Go through the material and copy every line in which "main" appears.

···

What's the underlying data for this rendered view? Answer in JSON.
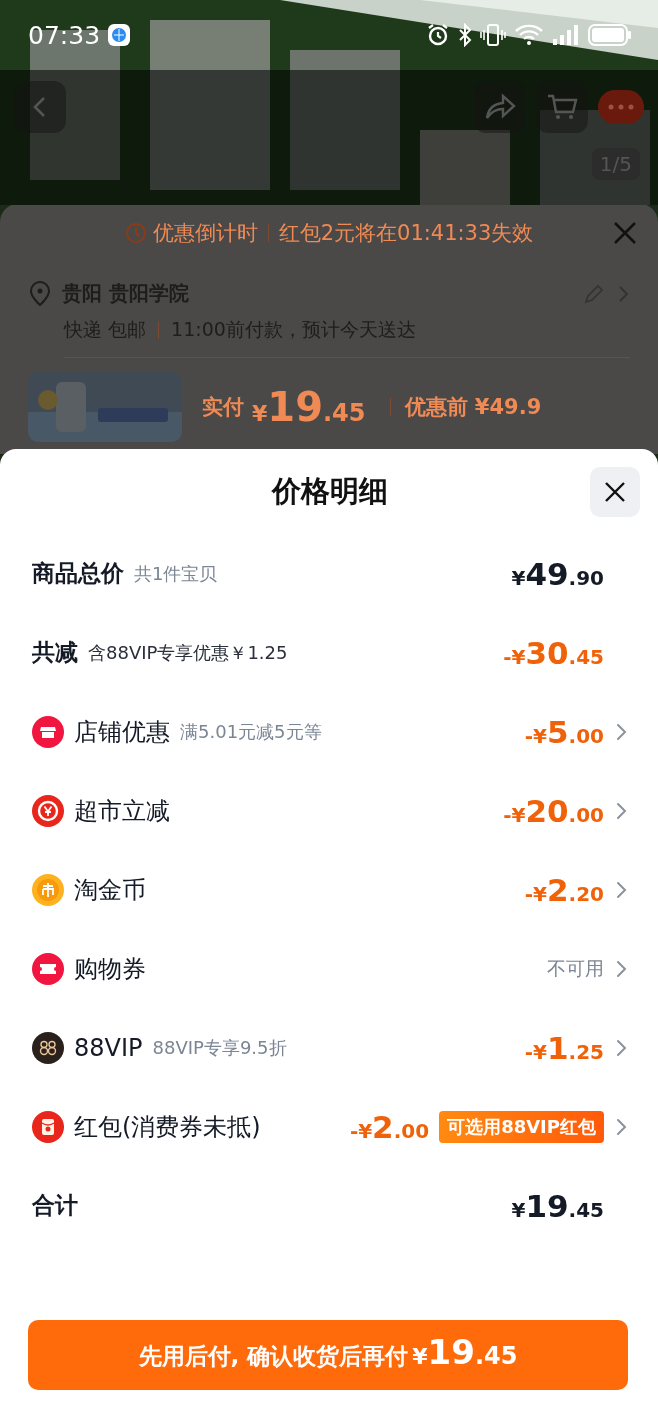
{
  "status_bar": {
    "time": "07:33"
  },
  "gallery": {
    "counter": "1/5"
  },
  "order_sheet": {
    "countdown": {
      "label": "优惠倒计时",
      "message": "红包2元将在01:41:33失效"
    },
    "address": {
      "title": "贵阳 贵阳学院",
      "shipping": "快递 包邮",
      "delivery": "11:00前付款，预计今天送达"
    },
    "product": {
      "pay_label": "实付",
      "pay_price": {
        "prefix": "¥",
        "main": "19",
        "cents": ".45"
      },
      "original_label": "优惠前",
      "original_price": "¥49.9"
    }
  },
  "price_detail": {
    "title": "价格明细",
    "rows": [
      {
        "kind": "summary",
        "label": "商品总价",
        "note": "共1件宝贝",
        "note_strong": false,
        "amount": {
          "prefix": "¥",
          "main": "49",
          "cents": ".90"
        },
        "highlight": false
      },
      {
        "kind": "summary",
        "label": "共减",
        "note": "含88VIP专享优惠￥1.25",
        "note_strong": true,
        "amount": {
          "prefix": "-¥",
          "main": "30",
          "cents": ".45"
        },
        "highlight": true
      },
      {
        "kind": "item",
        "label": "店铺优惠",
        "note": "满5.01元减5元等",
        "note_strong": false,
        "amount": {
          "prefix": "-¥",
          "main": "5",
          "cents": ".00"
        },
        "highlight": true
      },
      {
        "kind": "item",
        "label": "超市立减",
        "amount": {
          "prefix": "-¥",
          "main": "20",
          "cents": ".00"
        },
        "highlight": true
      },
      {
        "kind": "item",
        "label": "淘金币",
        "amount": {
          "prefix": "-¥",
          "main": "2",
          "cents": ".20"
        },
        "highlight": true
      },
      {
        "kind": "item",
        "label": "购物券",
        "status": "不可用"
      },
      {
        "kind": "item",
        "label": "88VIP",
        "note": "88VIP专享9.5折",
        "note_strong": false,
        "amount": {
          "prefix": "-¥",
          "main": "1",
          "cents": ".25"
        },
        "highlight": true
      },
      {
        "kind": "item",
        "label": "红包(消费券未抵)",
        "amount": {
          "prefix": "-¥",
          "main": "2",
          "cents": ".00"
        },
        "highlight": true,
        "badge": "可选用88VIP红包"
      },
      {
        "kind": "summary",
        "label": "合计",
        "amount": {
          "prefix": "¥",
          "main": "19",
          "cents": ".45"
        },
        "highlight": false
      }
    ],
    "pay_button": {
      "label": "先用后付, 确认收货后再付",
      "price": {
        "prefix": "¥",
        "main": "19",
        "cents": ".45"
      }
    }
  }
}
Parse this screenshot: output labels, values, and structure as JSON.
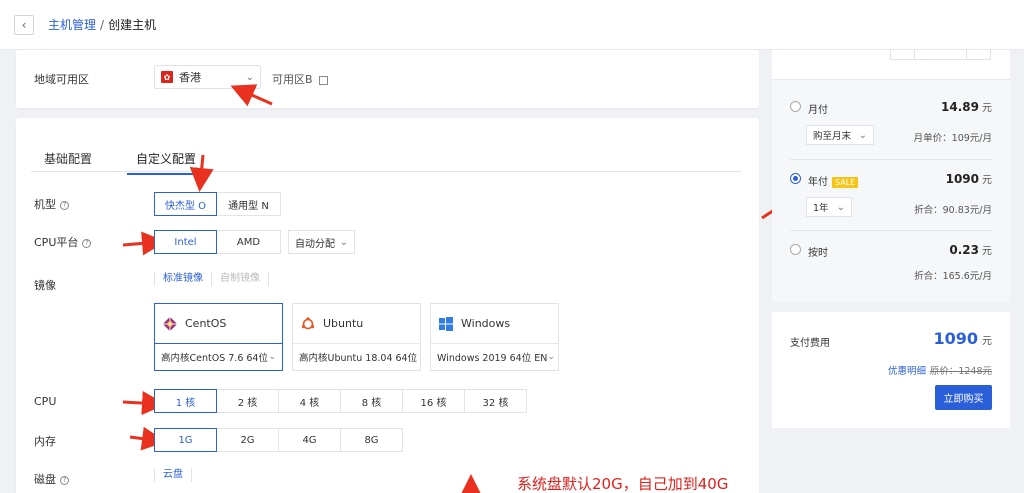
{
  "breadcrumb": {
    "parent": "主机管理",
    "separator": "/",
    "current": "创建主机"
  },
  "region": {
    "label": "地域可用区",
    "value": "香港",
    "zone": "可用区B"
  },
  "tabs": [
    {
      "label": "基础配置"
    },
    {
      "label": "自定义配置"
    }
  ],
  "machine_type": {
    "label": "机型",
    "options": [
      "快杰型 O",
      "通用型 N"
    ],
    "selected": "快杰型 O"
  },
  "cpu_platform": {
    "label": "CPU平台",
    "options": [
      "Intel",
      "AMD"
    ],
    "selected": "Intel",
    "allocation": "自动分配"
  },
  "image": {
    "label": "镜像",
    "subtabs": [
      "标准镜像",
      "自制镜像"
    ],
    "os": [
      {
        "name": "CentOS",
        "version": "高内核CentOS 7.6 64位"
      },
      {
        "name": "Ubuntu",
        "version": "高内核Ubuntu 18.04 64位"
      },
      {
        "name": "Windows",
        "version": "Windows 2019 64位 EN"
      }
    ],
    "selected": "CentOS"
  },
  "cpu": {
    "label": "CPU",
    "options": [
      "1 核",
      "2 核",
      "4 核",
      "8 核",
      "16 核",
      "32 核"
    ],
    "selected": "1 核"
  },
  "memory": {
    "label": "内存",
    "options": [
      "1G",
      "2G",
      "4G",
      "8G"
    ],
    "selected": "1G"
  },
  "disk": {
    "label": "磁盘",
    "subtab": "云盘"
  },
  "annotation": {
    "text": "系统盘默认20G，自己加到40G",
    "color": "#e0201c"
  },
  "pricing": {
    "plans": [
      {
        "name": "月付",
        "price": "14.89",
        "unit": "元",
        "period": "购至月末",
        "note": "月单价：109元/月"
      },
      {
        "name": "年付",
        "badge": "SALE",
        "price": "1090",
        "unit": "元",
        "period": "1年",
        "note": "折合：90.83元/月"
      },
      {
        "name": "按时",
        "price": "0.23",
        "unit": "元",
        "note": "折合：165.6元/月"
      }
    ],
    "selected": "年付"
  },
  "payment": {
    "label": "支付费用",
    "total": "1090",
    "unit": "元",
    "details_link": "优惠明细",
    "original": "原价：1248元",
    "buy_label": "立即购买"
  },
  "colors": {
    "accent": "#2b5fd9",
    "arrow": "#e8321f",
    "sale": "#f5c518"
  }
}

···

Written reply —
        "main": "19",
          "main": "49",
          "main": "30",
          "main": "5",
          "main": "20",
          "main": "2",
          "main": "1",
          "main": "2",
          "main": "19",
        "main": "19",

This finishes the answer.